They did not order a new sentencing hearing (nor did the defendant ask for one). The opinion is essentially advisory, but the court concluded it had jurisdiction because the facts are “capable of repetition, yet evading review.”
The only effect of the ruling is that it puts the District Court on notice, the next time there is a similar case.
Posted by: Marc Shepherd | May 18, 2011 9:55:37 AM

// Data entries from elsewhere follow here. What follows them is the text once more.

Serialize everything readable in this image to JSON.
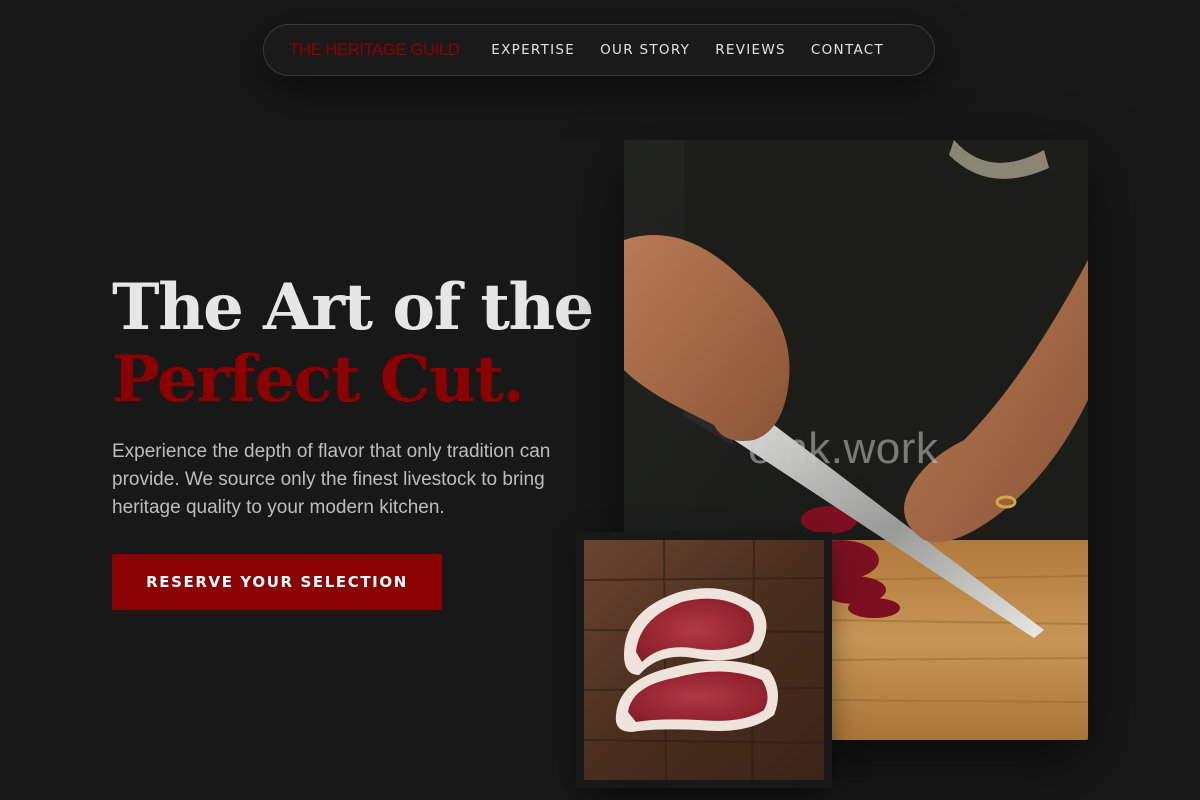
{
  "nav": {
    "brand": "THE HERITAGE GUILD",
    "links": [
      "EXPERTISE",
      "OUR STORY",
      "REVIEWS",
      "CONTACT"
    ]
  },
  "hero": {
    "title_line1": "The Art of the",
    "title_line2": "Perfect Cut.",
    "description": "Experience the depth of flavor that only tradition can provide. We source only the finest livestock to bring heritage quality to your modern kitchen.",
    "cta_label": "RESERVE YOUR SELECTION"
  },
  "watermark": "oink.work",
  "colors": {
    "background": "#181818",
    "accent": "#8b0000",
    "text": "#e6e6e6",
    "muted_text": "#bdbdbd"
  }
}
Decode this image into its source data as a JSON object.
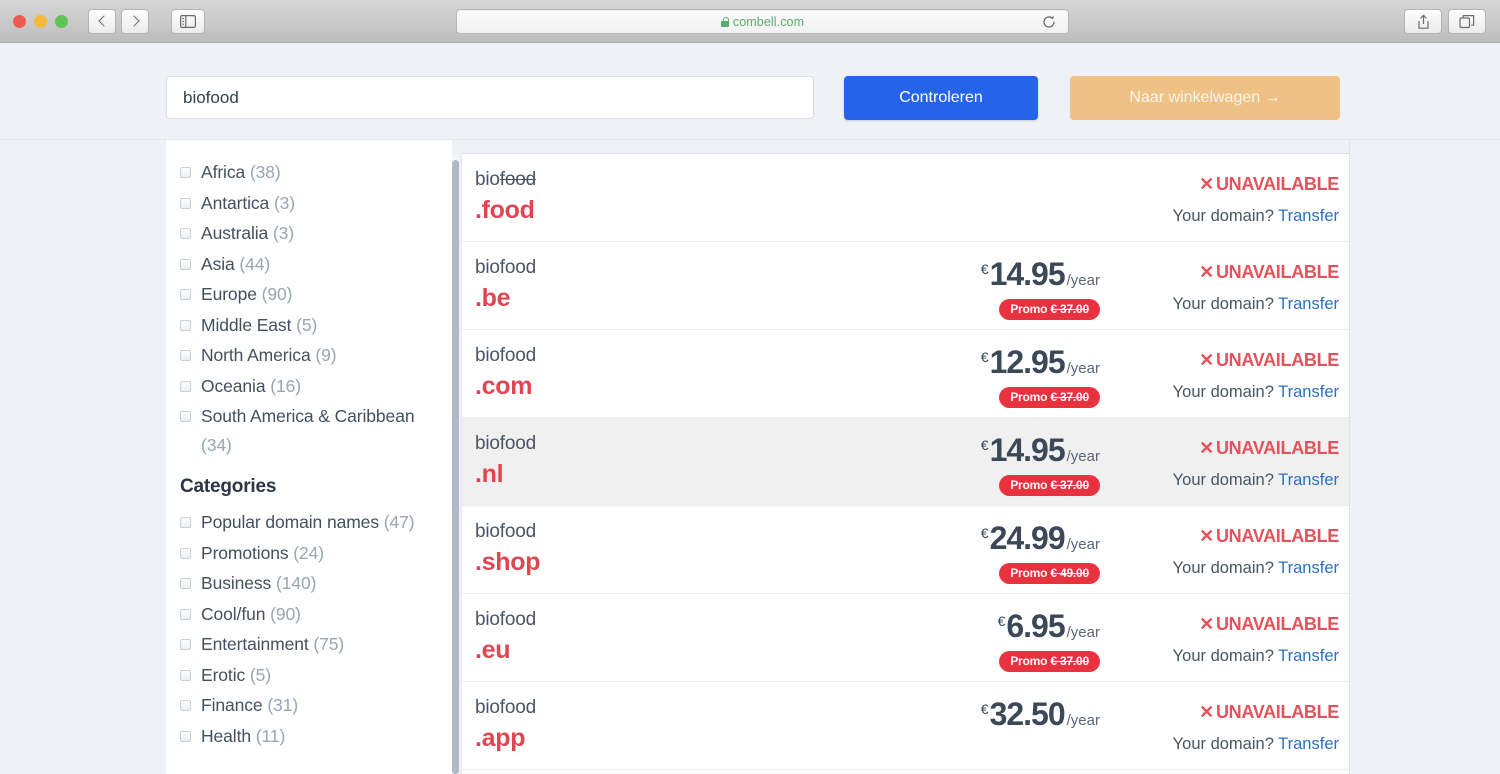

Does anyone know who the DJ was? I was told once that the Houston courthouse once hosted the trial of a drug kingpin where the security concerns were so great that the guy was actually housed in some makeshift cell in the courthouse for his entire trial, rather than brought back to jail every night. At some point you wonder where paranoia has taken over the actual likelihood that a large federal courthouse is going to be attacked by a drug gang, though.
Posted by: Jay | May 18, 2011 2:21:37 PM